Component data from apps and pages ▸

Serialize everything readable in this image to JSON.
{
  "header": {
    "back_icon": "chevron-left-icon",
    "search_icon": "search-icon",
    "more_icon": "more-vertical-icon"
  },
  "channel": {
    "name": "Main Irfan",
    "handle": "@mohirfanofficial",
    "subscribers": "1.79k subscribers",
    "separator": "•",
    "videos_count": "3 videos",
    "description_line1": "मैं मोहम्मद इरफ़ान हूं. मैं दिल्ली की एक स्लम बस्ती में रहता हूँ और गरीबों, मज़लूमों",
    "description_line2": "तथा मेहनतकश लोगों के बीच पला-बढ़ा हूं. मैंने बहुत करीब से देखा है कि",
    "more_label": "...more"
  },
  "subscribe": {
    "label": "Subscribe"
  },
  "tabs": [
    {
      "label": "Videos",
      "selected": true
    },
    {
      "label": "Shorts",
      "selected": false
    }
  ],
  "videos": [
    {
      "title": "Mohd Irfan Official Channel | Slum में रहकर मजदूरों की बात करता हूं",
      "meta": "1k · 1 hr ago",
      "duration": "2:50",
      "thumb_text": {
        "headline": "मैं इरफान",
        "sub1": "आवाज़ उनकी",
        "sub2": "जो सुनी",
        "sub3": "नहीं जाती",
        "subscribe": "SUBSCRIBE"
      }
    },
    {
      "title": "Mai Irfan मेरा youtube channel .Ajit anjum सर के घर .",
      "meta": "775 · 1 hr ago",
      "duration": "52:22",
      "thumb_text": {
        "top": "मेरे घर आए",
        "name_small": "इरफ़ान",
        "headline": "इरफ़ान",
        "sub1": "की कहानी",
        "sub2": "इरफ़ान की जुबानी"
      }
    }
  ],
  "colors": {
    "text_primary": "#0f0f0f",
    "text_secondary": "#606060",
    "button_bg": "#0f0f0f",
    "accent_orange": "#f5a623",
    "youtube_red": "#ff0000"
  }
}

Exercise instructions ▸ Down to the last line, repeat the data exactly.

Completed exercise ▸
Serialize everything readable in this image to JSON.
{
  "header": {
    "back_icon": "chevron-left-icon",
    "search_icon": "search-icon",
    "more_icon": "more-vertical-icon"
  },
  "channel": {
    "name": "Main Irfan",
    "handle": "@mohirfanofficial",
    "subscribers": "1.79k subscribers",
    "separator": "•",
    "videos_count": "3 videos",
    "description_line1": "मैं मोहम्मद इरफ़ान हूं. मैं दिल्ली की एक स्लम बस्ती में रहता हूँ और गरीबों, मज़लूमों",
    "description_line2": "तथा मेहनतकश लोगों के बीच पला-बढ़ा हूं. मैंने बहुत करीब से देखा है कि",
    "more_label": "...more"
  },
  "subscribe": {
    "label": "Subscribe"
  },
  "tabs": [
    {
      "label": "Videos",
      "selected": true
    },
    {
      "label": "Shorts",
      "selected": false
    }
  ],
  "videos": [
    {
      "title": "Mohd Irfan Official Channel | Slum में रहकर मजदूरों की बात करता हूं",
      "meta": "1k · 1 hr ago",
      "duration": "2:50",
      "thumb_text": {
        "headline": "मैं इरफान",
        "sub1": "आवाज़ उनकी",
        "sub2": "जो सुनी",
        "sub3": "नहीं जाती",
        "subscribe": "SUBSCRIBE"
      }
    },
    {
      "title": "Mai Irfan मेरा youtube channel .Ajit anjum सर के घर .",
      "meta": "775 · 1 hr ago",
      "duration": "52:22",
      "thumb_text": {
        "top": "मेरे घर आए",
        "name_small": "इरफ़ान",
        "headline": "इरफ़ान",
        "sub1": "की कहानी",
        "sub2": "इरफ़ान की जुबानी"
      }
    }
  ],
  "colors": {
    "text_primary": "#0f0f0f",
    "text_secondary": "#606060",
    "button_bg": "#0f0f0f",
    "accent_orange": "#f5a623",
    "youtube_red": "#ff0000"
  }
}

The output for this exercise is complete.